## PROBLEM TO SOLVE
Exactly reproduce the entries, dropping any pictures from your copy.

-- Opening Marker --

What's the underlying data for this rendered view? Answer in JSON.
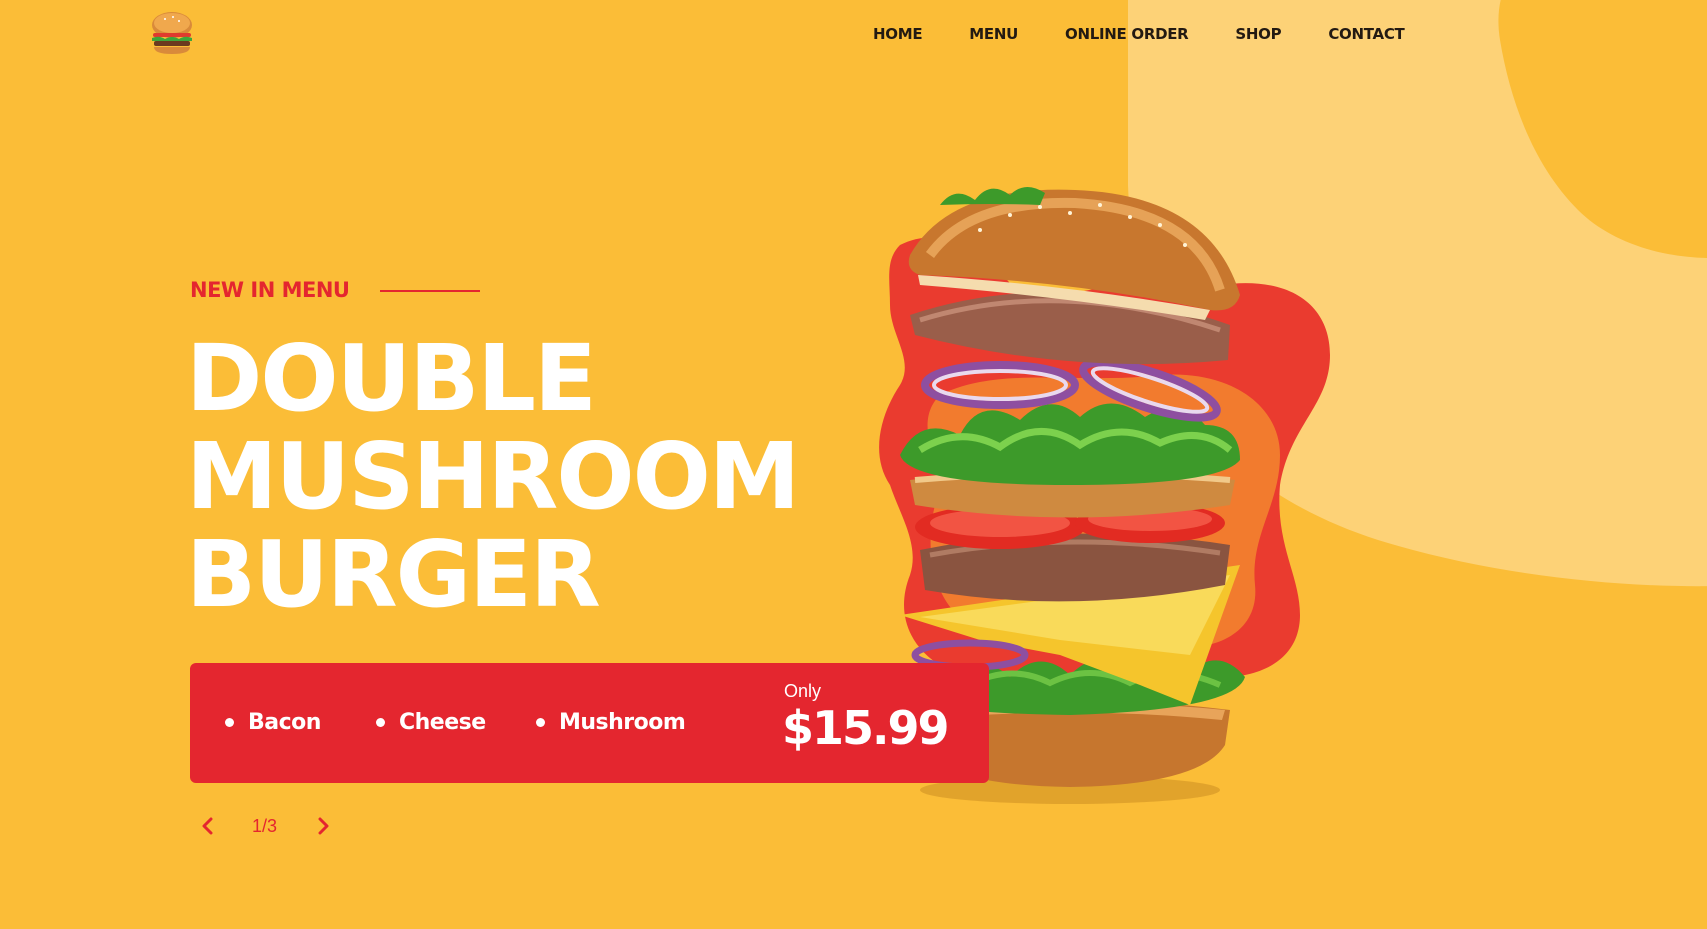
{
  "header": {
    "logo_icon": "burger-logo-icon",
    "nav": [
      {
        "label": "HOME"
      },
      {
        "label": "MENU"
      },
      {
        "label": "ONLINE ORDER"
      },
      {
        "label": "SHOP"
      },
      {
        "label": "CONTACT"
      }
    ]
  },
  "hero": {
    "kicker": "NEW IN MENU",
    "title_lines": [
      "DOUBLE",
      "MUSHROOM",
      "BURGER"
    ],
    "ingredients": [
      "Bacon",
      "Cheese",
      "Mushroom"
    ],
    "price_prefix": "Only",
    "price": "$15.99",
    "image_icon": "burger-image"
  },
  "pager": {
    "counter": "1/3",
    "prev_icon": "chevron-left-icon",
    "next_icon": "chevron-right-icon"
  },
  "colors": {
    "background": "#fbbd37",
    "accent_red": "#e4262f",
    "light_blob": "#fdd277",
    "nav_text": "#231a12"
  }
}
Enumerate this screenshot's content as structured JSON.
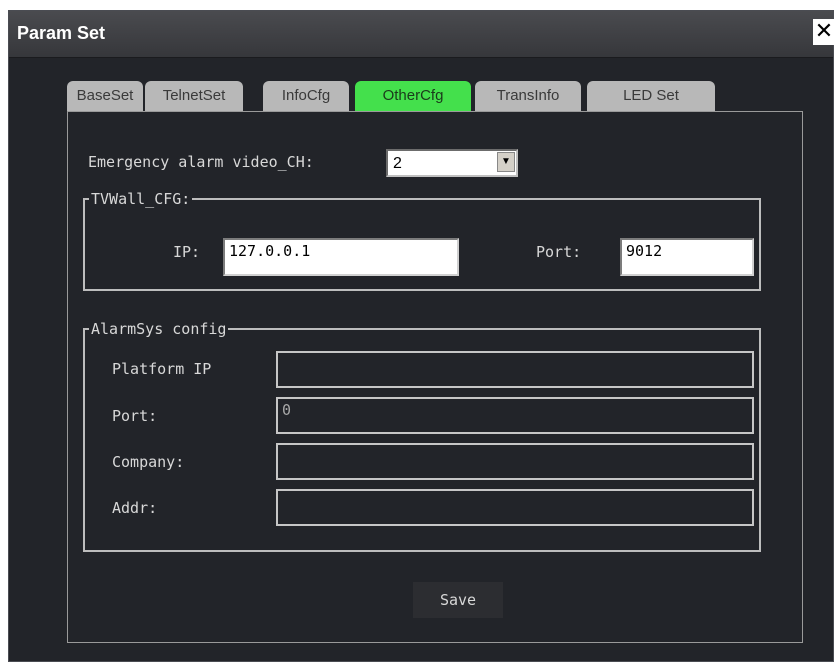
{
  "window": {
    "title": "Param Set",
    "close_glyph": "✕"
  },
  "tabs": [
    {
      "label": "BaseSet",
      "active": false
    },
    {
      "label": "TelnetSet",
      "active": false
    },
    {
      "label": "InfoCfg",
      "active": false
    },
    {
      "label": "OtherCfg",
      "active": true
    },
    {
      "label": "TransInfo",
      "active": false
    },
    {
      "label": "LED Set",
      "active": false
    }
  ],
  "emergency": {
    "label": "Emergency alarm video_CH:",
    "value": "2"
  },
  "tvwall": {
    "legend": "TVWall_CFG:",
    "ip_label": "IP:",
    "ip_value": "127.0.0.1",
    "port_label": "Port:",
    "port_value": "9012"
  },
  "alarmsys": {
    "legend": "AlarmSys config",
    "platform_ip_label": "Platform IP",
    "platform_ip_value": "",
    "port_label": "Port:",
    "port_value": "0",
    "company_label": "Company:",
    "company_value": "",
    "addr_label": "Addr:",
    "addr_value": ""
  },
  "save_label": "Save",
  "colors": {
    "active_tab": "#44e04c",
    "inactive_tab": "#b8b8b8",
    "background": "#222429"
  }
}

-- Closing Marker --

## ANSWER AREA
What's the underlying data for this rendered view? Answer in JSON.
{
  "header": {
    "logo_icon": "burger-logo-icon",
    "nav": [
      {
        "label": "HOME"
      },
      {
        "label": "MENU"
      },
      {
        "label": "ONLINE ORDER"
      },
      {
        "label": "SHOP"
      },
      {
        "label": "CONTACT"
      }
    ]
  },
  "hero": {
    "kicker": "NEW IN MENU",
    "title_lines": [
      "DOUBLE",
      "MUSHROOM",
      "BURGER"
    ],
    "ingredients": [
      "Bacon",
      "Cheese",
      "Mushroom"
    ],
    "price_prefix": "Only",
    "price": "$15.99",
    "image_icon": "burger-image"
  },
  "pager": {
    "counter": "1/3",
    "prev_icon": "chevron-left-icon",
    "next_icon": "chevron-right-icon"
  },
  "colors": {
    "background": "#fbbd37",
    "accent_red": "#e4262f",
    "light_blob": "#fdd277",
    "nav_text": "#231a12"
  }
}
Enumerate this screenshot's content as structured JSON.
{
  "window": {
    "title": "Param Set",
    "close_glyph": "✕"
  },
  "tabs": [
    {
      "label": "BaseSet",
      "active": false
    },
    {
      "label": "TelnetSet",
      "active": false
    },
    {
      "label": "InfoCfg",
      "active": false
    },
    {
      "label": "OtherCfg",
      "active": true
    },
    {
      "label": "TransInfo",
      "active": false
    },
    {
      "label": "LED Set",
      "active": false
    }
  ],
  "emergency": {
    "label": "Emergency alarm video_CH:",
    "value": "2"
  },
  "tvwall": {
    "legend": "TVWall_CFG:",
    "ip_label": "IP:",
    "ip_value": "127.0.0.1",
    "port_label": "Port:",
    "port_value": "9012"
  },
  "alarmsys": {
    "legend": "AlarmSys config",
    "platform_ip_label": "Platform IP",
    "platform_ip_value": "",
    "port_label": "Port:",
    "port_value": "0",
    "company_label": "Company:",
    "company_value": "",
    "addr_label": "Addr:",
    "addr_value": ""
  },
  "save_label": "Save",
  "colors": {
    "active_tab": "#44e04c",
    "inactive_tab": "#b8b8b8",
    "background": "#222429"
  }
}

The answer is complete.